Mormina, Maru and Eichstaedt, Christina and Antao, Tiago and Pagani, Luca and Cardona, Alexia and Kivisild, Toomas (2014) The Andean Adaptive Toolkit to Counteract High Altitude Maladaptation: Genome-Wide and Phenotypic Analysis of the Collas. PLOS One, 9 (3). pp. 1-2. ISSN 1932-6203

[img]
Preview
Text
Andean_Plos.pdf - Published Version
Available under License Creative Commons Attribution.

Download (908kB) | Preview

Abstract

During their migrations out of Africa, humans successfully colonised and adapted to a wide range of habitats, including extreme high altitude environments, where reduced atmospheric oxygen (hypoxia) imposes a number of physiological challenges. This study evaluates genetic and phenotypic variation in the Colla population living in the Argentinean Andes above 3500 m and compares it to the nearby lowland Wichı´ group in an attempt to pinpoint evolutionary mechanisms underlying adaptation to high altitude hypoxia. We genotyped 730,525 SNPs in 25 individuals from each population. In genome-wide scans of extended haplotype homozygosity Collas showed the strongest signal around VEGFB, which plays an essential role in the ischemic heart, and ELTD1, another gene crucial for heart development and prevention of cardiac hypertrophy. Moreover, pathway enrichment analysis showed an overrepresentation of pathways associated with cardiac morphology. Taken together, these findings suggest that Colla highlanders may have evolved a toolkit of adaptative mechanisms resulting in cardiac reinforcement, most likely to counteract the adverse effects of the permanently increased haematocrit and associated shear forces that characterise the Andean response to hypoxia. Regulation of cerebral vascular flow also appears to be part of the adaptive response in Collas. These findings are not only relevant to understand the evolution of hypoxia protection in high altitude populations but may also suggest new avenues for medical research into conditions where hypoxia constitutes a detrimental factor.
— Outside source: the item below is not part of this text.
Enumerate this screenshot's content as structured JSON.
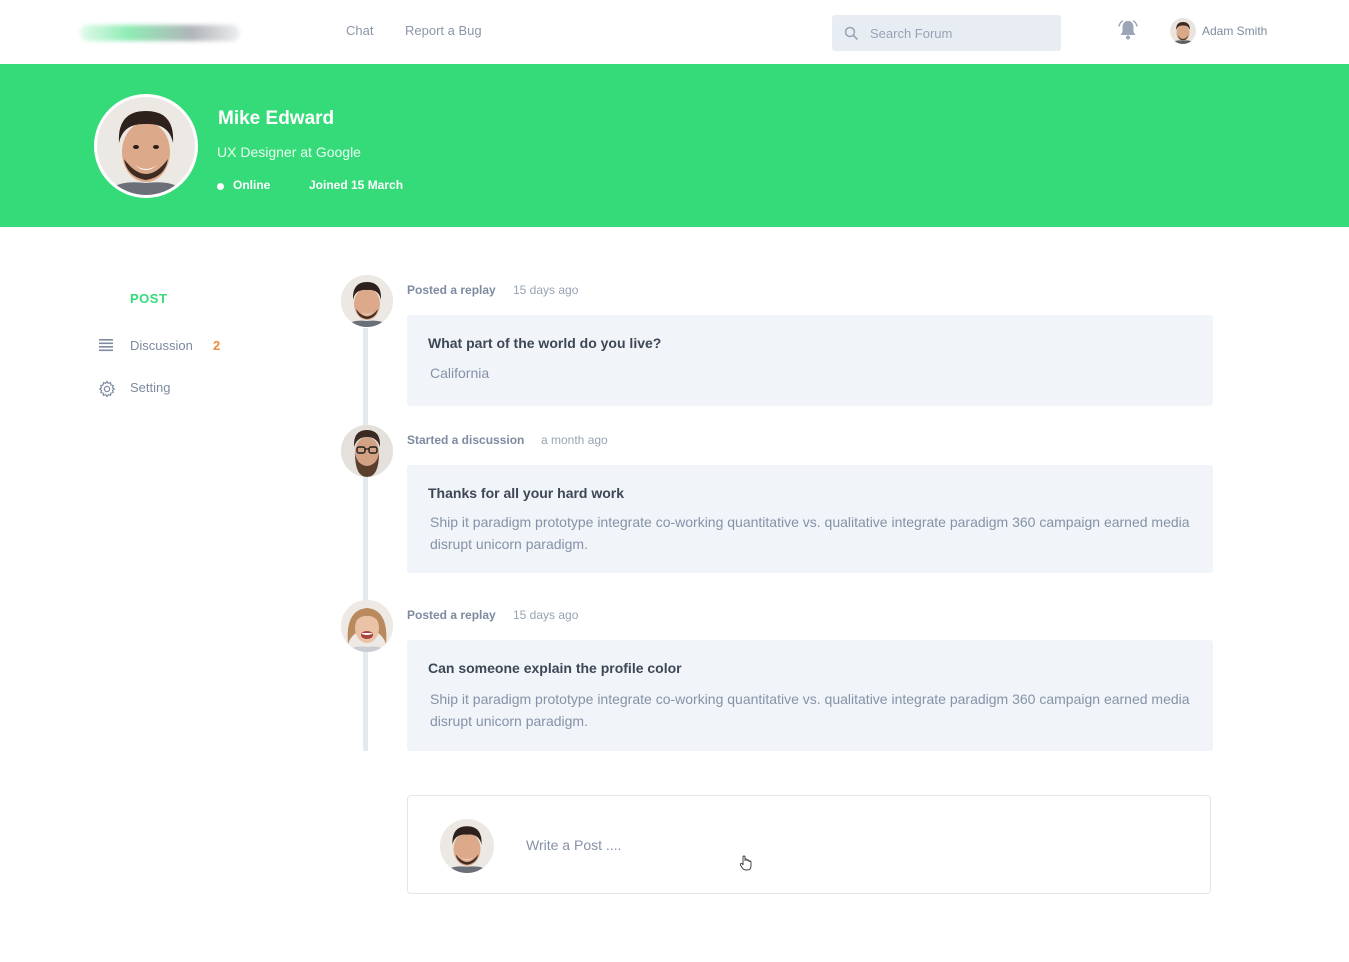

Item Type: Article
Additional Information: This work was supported by European Research Council Starting Investigator grant http://erc.europa.eu/starting-grants (FP7-261213, TK), a starting investigator grant from the University of East Anglia (RC-158, MM) and the Young Explorers Grant from the National Geographic Society http://www. nationalgeographic.co.uk/explorers/grants-programs/young-explorers/ (8900-11, CE). The funders had no role in study design, data collection and analysis, decision to publish, or preparation of the manuscript.
Uncontrolled Keywords: adult; altitude acclimatization; altitude disease; Argentina; article; body mass; body weight; brain blood flow; breathing pattern; ELTD1 gene; gene; gene flow; gene frequency; genetic variability; heart output; heart rate; hematocrit; homozygosity; human; human experiment; normal human; oxygen saturation; single nucleotide polymorphism; systolic blood pressure; VEGFB gene; acclimatization; adaptation; altitude; anoxia; ecosystem; evolution; genetic association; genetics; genotype; metabolism; population genetics; procedures; South America
Subjects: C Biological sciences > C170 Population biology
C Biological sciences > C182 Evolution
C Biological sciences > C420 Human genetics
C Biological sciences > C450 Genomics
Depositing User: Maru Mormina
Date Deposited: 18 Apr 2016 12:49
Last Modified: 18 Apr 2016 12:49
URI: http://repository.winchester.ac.uk/id/eprint/107

Actions (login required)

Edit Item Edit Item